Plural plans to invest at a pace of two to three investments per investor per year with its new fund. The firm has five partners in total, whom it dubs the “unemployables,” owing to the fact that they wouldn’t readily join a VC firm, or be employable at a startup. Each of the partners is an active angel investor.
Plural has made 27 investments in total, backing companies including law-focused artificial intelligence firm Robin AI, nuclear fusion power plant developer Proxima Fusion, and most recently drug discovery platform Sano Genetics. Its largest sectors by investment are AI (31%), frontier technology (16%), and climate and energy (14%).
Hinrikus said Plural isn’t interested in finding the next major software-as-a-service name in Europe, referring to companies that make software for businesses to ease the burden of storing data, accessing infrastructure, and carrying out data analytics. It’s more interested in deep tech, focusing on founders looking to solve fundamental scientific problems around energy, unlock AI “superpowers,” and make groundbreaking progress in health care.
Building tech giants in Europe
Plural says it wants to build technology giants in Europe, identifying winners in emerging categories that other funds may tend to ignore, such as deep tech and clean tech.
Carina Namih, a biotechnology entrepreneur-turned-partner at Plural, said she wouldn’t be surprised to see major technology names on a par with U.S. and Chinese giants start to emerge in Europe in the not-too-distant future.
She noted technological breakthroughs are happening much faster now, boosted by key developments around AI and more established pools of capital.
“Look at how quickly OpenAI burst onto the scene with ChatGPT,” she said, adding it’s taking shorter amounts of time for new technologies to hit major milestones. “Clearly, the big tech companies have a lot of advantages and are entrenched in many ways. But I think now is a time more than ever, where new players and emerging players can come in and dominate entirely new spaces that didn’t exist a year ago.”
Namih previously worked on applying AI to mRNA-based medicine at her former startup HelixNano.
Plural’s new fund launch adds to the wave of startup activity that’s been happening in Europe in the last decade or so.
A report from venture capital firm Accel late last year showed that $1 billion-plus unicorn firms often serve as catalysts for startup creation, with 1,451 new startups being founded by former employees of European and Israeli unicorns.
Of that new batch of startups, a great deal of them tend to come from fintechs, according to the report, with 70 fintech unicorns producing 423 startups.
“In the last 10 years, the whole ecosystem really has become an ecosystem, whereas before, we were just wild game hunting,” Harry Nelis, partner at Accel, told CNBC. “There was one here, one there, there was no ecosystem.”

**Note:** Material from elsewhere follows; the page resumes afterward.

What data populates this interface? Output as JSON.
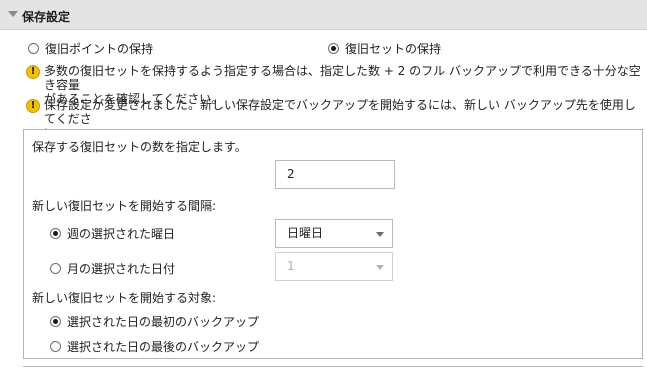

“It’s a lot easier to start a company than before. The engineering has been done before, the marketing has been done before,” he added. “That is a flywheel that we have never had in Europe, that we now do have.”